Monday, February 1, 2010


Under the Urban Forest Preservation Act of 2002 trees with a circumference of 55" or more are designated as Special Trees and given unique protection. The law makes it illegal to cut, remove, girdle, top or destroy a Special Tree without a permit.

To get a permit, individuals must:
  • Prove it is a hazardous tree;
  • Show the tree is a species identified for removal;
  • Pay into the Tree Fund; or,
  • Agree to plant saplings whose aggregate circumference meets or exceeds the Special Tree in question
Removing a large tree can be an expensive endeavour. So what do you do if you have a hazardous Special Tree on your private property? Effective January 1, 2010 new UFPA regulations went into effect to help homeowners mitigate the cost of removing hazardous Special Trees.

To receive financial assistance, a resident must:
  • Own a single-family dwelling in the District
  • Receive a homestead deduction on their property tax bill
  • Have a hazardous tree on the private property that the house is on or on the public parking area abutting the private property
  • Meet the income eligibility requirements of an income-contingent District government assistance program and show proof of enrollment
  • Complete an application for assistance
Within 30 days of the Urban Forest Administration receiving an application an arborist will inspect the Special Tree and make a determination. If the tree is determined to be hazardous it will be removed within 120 days of the date of inspection.

To learn more about the income-contingent program for hazardous Special tree removal, click here.

1 comment:

Caitlin Raschke said...

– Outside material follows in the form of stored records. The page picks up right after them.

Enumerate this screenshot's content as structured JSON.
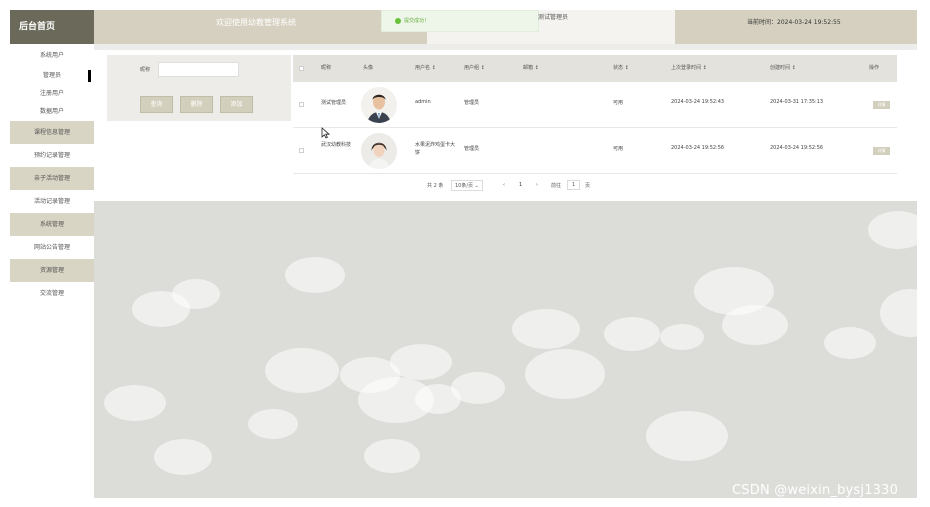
{
  "sidebar": {
    "title": "后台首页",
    "items": [
      {
        "label": "系统用户",
        "style": "plain"
      },
      {
        "label": "管理员",
        "style": "sub",
        "active": true
      },
      {
        "label": "注册用户",
        "style": "sub"
      },
      {
        "label": "数据用户",
        "style": "sub"
      },
      {
        "label": "课程信息管理",
        "style": "dark"
      },
      {
        "label": "预约记录管理",
        "style": "plain"
      },
      {
        "label": "亲子活动管理",
        "style": "dark"
      },
      {
        "label": "活动记录管理",
        "style": "plain"
      },
      {
        "label": "系统管理",
        "style": "dark"
      },
      {
        "label": "网站公告管理",
        "style": "plain"
      },
      {
        "label": "资源管理",
        "style": "dark"
      },
      {
        "label": "交流管理",
        "style": "plain"
      }
    ]
  },
  "header": {
    "title": "欢迎使用幼教管理系统",
    "toast": "提交成功！",
    "admin": "测试管理员",
    "time": "当前时间：2024-03-24 19:52:55"
  },
  "search": {
    "label": "昵称",
    "value": "",
    "buttons": [
      "查询",
      "删除",
      "添加"
    ]
  },
  "table": {
    "headers": [
      "昵称",
      "头像",
      "用户名 ↕",
      "用户组 ↕",
      "邮箱 ↕",
      "状态 ↕",
      "上次登录时间 ↕",
      "创建时间 ↕",
      "操作"
    ],
    "rows": [
      {
        "nickname": "测试管理员",
        "username": "admin",
        "group": "管理员",
        "email": "",
        "status": "可用",
        "last_login": "2024-03-24 19:52:43",
        "created": "2024-03-31 17:35:13",
        "op": "详情"
      },
      {
        "nickname": "武汉幼教科技",
        "username": "水果泥炸鸡蛋卡大饼",
        "group": "管理员",
        "email": "",
        "status": "可用",
        "last_login": "2024-03-24 19:52:56",
        "created": "2024-03-24 19:52:56",
        "op": "详情"
      }
    ]
  },
  "pager": {
    "total": "共 2 条",
    "page_size": "10条/页 ⌄",
    "prev": "‹",
    "current": "1",
    "next": "›",
    "goto_label": "前往",
    "goto_value": "1",
    "page_unit": "页"
  },
  "watermark": "CSDN @weixin_bysj1330",
  "colors": {
    "sidebar_head": "#6b6a5a",
    "header_bg": "#d5d0bf",
    "button_bg": "#d3cfbd",
    "toast_green": "#67c23a"
  }
}
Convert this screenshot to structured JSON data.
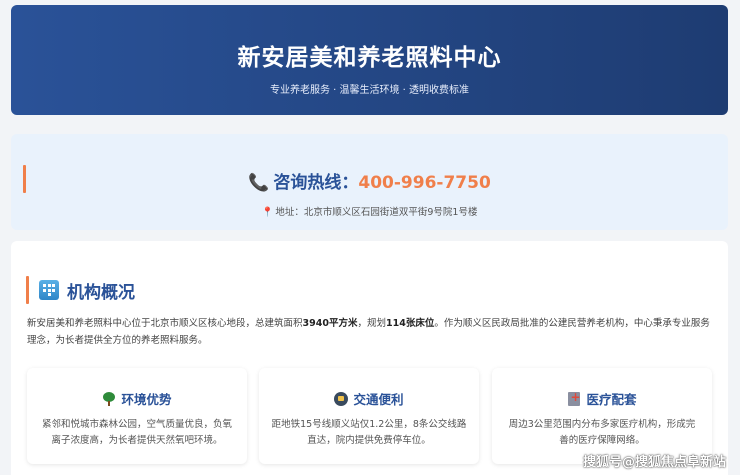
{
  "hero": {
    "title": "新安居美和养老照料中心",
    "subtitle": "专业养老服务 · 温馨生活环境 · 透明收费标准"
  },
  "contact": {
    "phone_icon": "📞",
    "hotline_label": "咨询热线：",
    "hotline_number": "400-996-7750",
    "pin_icon": "📍",
    "address": "地址：北京市顺义区石园街道双平街9号院1号楼"
  },
  "overview": {
    "title": "机构概况",
    "intro_1": "新安居美和养老照料中心位于北京市顺义区核心地段，总建筑面积",
    "area": "3940平方米",
    "intro_2": "，规划",
    "beds": "114张床位",
    "intro_3": "。作为顺义区民政局批准的公建民营养老机构，中心秉承专业服务理念，为长者提供全方位的养老照料服务。",
    "cards": [
      {
        "icon": "tree-icon",
        "title": "环境优势",
        "text": "紧邻和悦城市森林公园，空气质量优良，负氧离子浓度高，为长者提供天然氧吧环境。"
      },
      {
        "icon": "bus-icon",
        "title": "交通便利",
        "text": "距地铁15号线顺义站仅1.2公里，8条公交线路直达，院内提供免费停车位。"
      },
      {
        "icon": "hospital-icon",
        "title": "医疗配套",
        "text": "周边3公里范围内分布多家医疗机构，形成完善的医疗保障网络。"
      }
    ]
  },
  "watermark": "搜狐号@搜狐焦点阜新站",
  "colors": {
    "accent": "#2a5298",
    "highlight": "#f07f4a",
    "hero_dark": "#1e3c72"
  }
}
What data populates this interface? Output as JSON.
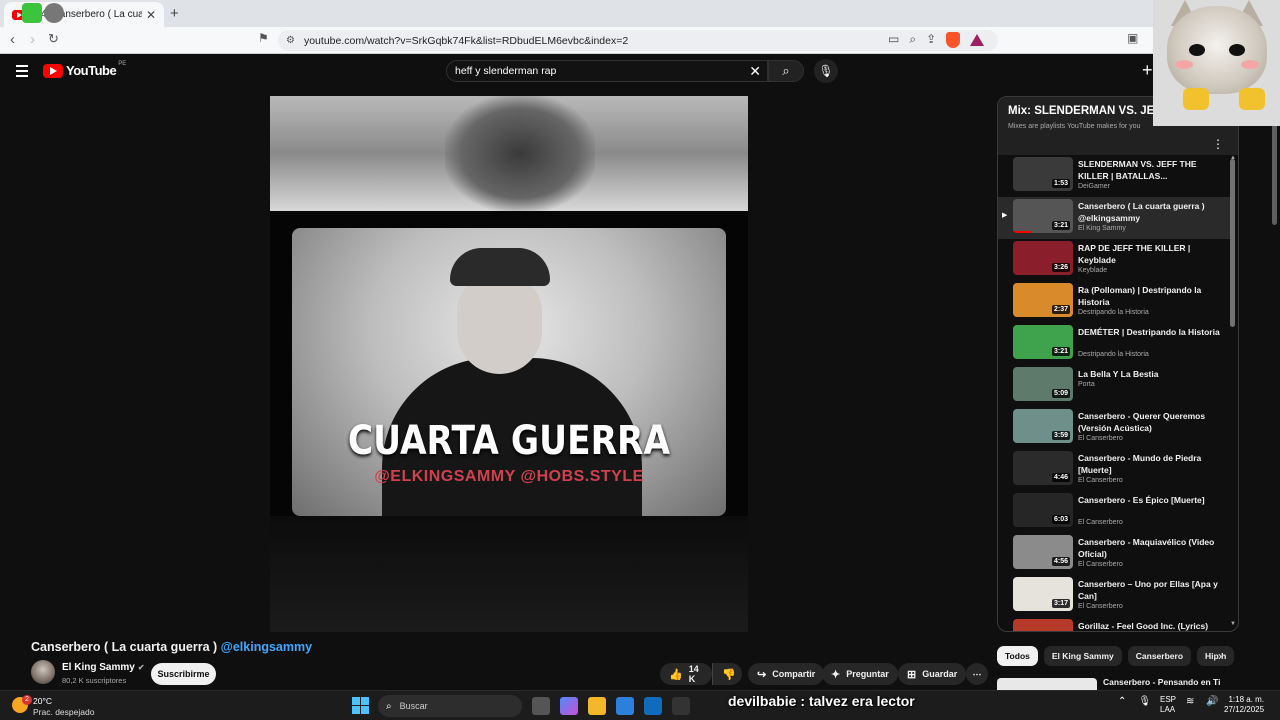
{
  "browser": {
    "tab_title": "(24) Canserbero ( La cuarta gu",
    "tab_close": "✕",
    "new_tab": "+",
    "url": "youtube.com/watch?v=SrkGqbk74Fk&list=RDbudELM6evbc&index=2"
  },
  "header": {
    "logo": "YouTube",
    "logo_country": "PE",
    "search_value": "heff y slenderman rap",
    "clear_icon": "✕"
  },
  "video": {
    "overlay_title": "CUARTA GUERRA",
    "overlay_subtitle": "@ELKINGSAMMY @HOBS.STYLE",
    "title": "Canserbero ( La cuarta guerra )",
    "title_handle": "@elkingsammy",
    "channel": "El King Sammy",
    "subscribers": "80,2 K suscriptores",
    "subscribe_label": "Suscribirme",
    "likes": "14 K",
    "share_label": "Compartir",
    "ask_label": "Preguntar",
    "save_label": "Guardar"
  },
  "playlist": {
    "title": "Mix: SLENDERMAN VS. JEFF",
    "subtitle": "Mixes are playlists YouTube makes for you",
    "items": [
      {
        "title": "SLENDERMAN VS. JEFF THE KILLER | BATALLAS...",
        "channel": "DeiGamer",
        "duration": "1:53",
        "progress": 0.0,
        "thumb": "#3a3a3a",
        "active": false
      },
      {
        "title": "Canserbero ( La cuarta guerra ) @elkingsammy",
        "channel": "El King Sammy",
        "duration": "3:21",
        "progress": 0.3,
        "thumb": "#555555",
        "active": true
      },
      {
        "title": "RAP DE JEFF THE KILLER | Keyblade",
        "channel": "Keyblade",
        "duration": "3:26",
        "progress": 0.0,
        "thumb": "#8a1f2b",
        "active": false
      },
      {
        "title": "Ra (Polloman) | Destripando la Historia",
        "channel": "Destripando la Historia",
        "duration": "2:37",
        "progress": 0.0,
        "thumb": "#d98a2a",
        "active": false
      },
      {
        "title": "DEMÉTER | Destripando la Historia",
        "channel": "Destripando la Historia",
        "duration": "3:21",
        "progress": 0.0,
        "thumb": "#3fa34d",
        "active": false
      },
      {
        "title": "La Bella Y La Bestia",
        "channel": "Porta",
        "duration": "5:09",
        "progress": 0.0,
        "thumb": "#5d7a6a",
        "active": false
      },
      {
        "title": "Canserbero - Querer Queremos (Versión Acústica)",
        "channel": "El Canserbero",
        "duration": "3:59",
        "progress": 0.0,
        "thumb": "#6f8f8a",
        "active": false
      },
      {
        "title": "Canserbero - Mundo de Piedra [Muerte]",
        "channel": "El Canserbero",
        "duration": "4:46",
        "progress": 0.0,
        "thumb": "#2b2b2b",
        "active": false
      },
      {
        "title": "Canserbero - Es Épico [Muerte]",
        "channel": "El Canserbero",
        "duration": "6:03",
        "progress": 0.0,
        "thumb": "#262626",
        "active": false
      },
      {
        "title": "Canserbero - Maquiavélico (Video Oficial)",
        "channel": "El Canserbero",
        "duration": "4:56",
        "progress": 0.0,
        "thumb": "#8b8b8b",
        "active": false
      },
      {
        "title": "Canserbero – Uno por Ellas [Apa y Can]",
        "channel": "El Canserbero",
        "duration": "3:17",
        "progress": 0.0,
        "thumb": "#e6e2dc",
        "active": false
      },
      {
        "title": "Gorillaz - Feel Good Inc. (Lyrics)",
        "channel": "",
        "duration": "",
        "progress": 0.0,
        "thumb": "#b53a2a",
        "active": false
      }
    ]
  },
  "chips": [
    "Todos",
    "El King Sammy",
    "Canserbero",
    "Hip h"
  ],
  "recommendation": {
    "title": "Canserbero - Pensando en Ti"
  },
  "taskbar": {
    "temp": "20°C",
    "condition": "Prac. despejado",
    "weather_badge": "2",
    "search_placeholder": "Buscar",
    "caption": "devilbabie : talvez era lector",
    "lang_1": "ESP",
    "lang_2": "LAA",
    "time": "1:18 a. m.",
    "date": "27/12/2025"
  },
  "colors": {
    "accent": "#ff0000",
    "link": "#3ea6ff",
    "background": "#0f0f0f"
  }
}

I'd love a tree preservation/significant tree act like this in New South Wales, Australia. Only One state in Oz has an act like this, South Australia. My town's council is trying to cut down an avenue of native fig trees that are 80 years old. They claim they're dangerous but they're sadly misleading people. Each tree is >55". There's a barbaric element of tree-haters in Australia, mostly away from big cities. Nice posts. Cheers